A vested interest is when an arguer (or someone paying the arguer) stands to benefit from their point of view being accepted. When vested interests are involved there’s a very high likelihood of illegitimate bias.
For example, when certain industries spend millions of dollars to pay lobbyists and “donate” to politicians, we can be fairly certain that their arguments for special treatment or exemption contain illegitimate biases.
Not all vested interests need be financial. One might be motivated by the desire for power, fame, revenge, attention, sex, etc.. or to get out of trouble/prove one’s innocence.
We should be cautious of dismissing arguments out of hand just because the arguer has a vested interest in the outcome. That they have a vested interest tells us nothing about the argument’s validity which should be evaluated independently When there is a vested interest, it simply means we should be extra cautious about illegitimate biases (and omissions).
Conflict of Interest
A conflict of interest is a vested interest on steroids; i.e., when vested interests are extreme. In such cases there is usually an ethical issue involved too, and in professional settings, conflicts of interest have to be disclosed.
For example, in medical research if a university study of a drug is funded by the company that produces the drug, this is a conflict of interests for the researchers. It must be disclosed at the beginning of any research that is produced.
An important recent example of a conflict of interest in medicine that wasn’t disclosed was Andrew Wakefield’s anti-vaccine research article in the Lancet. What he did not disclose in his research was that he had been paid several millions of dollars to do research on vaccines by a company that was developing an alternative to the conventional vaccine.
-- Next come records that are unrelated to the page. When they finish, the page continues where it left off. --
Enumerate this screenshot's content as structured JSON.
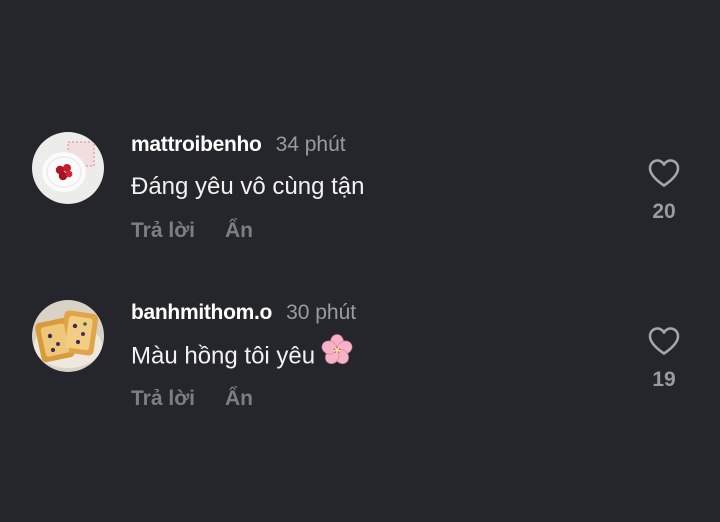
{
  "comments": [
    {
      "username": "mattroibenho",
      "time": "34 phút",
      "text": "Đáng yêu vô cùng tận",
      "reply_label": "Trả lời",
      "hide_label": "Ẩn",
      "like_count": "20"
    },
    {
      "username": "banhmithom.o",
      "time": "30 phút",
      "text": "Màu hồng tôi yêu",
      "reply_label": "Trả lời",
      "hide_label": "Ẩn",
      "like_count": "19"
    }
  ],
  "icons": {
    "like": "heart-icon",
    "emoji": "cherry-blossom-icon"
  },
  "colors": {
    "background": "#25262b",
    "username": "#ffffff",
    "meta": "#9a9ba0",
    "actions": "#7d7e84"
  }
}
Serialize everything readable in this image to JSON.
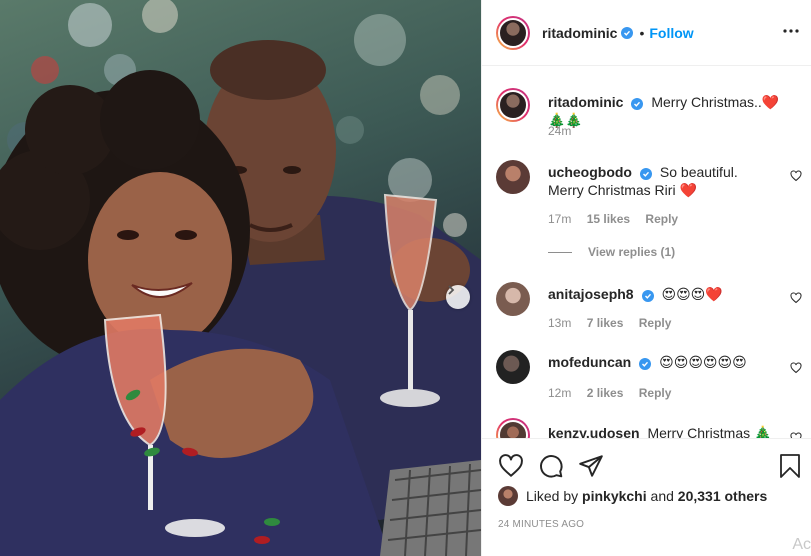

There was a clear conflict of interest because he stood to gain so much if his research showed that conventional vaccines are unsafe and that the company that had funded the research was developing an alternative.
In the end, his results were never replicated, his methods shown to be unethical, his data drawn from a statistically insignificant sample size (12 children), and the article was subsequently retracted by the publisher. However, because of the fear that came about because of his “research,” there was and continues to be tremendous damage to public health.
We all have biases. What matters is the degree to which they distort the presentation of evidence and reasons in arguments both for and against the arguers position. Biases are illegitimate when they cause distortion such that arguments cannot be fairly evaluated..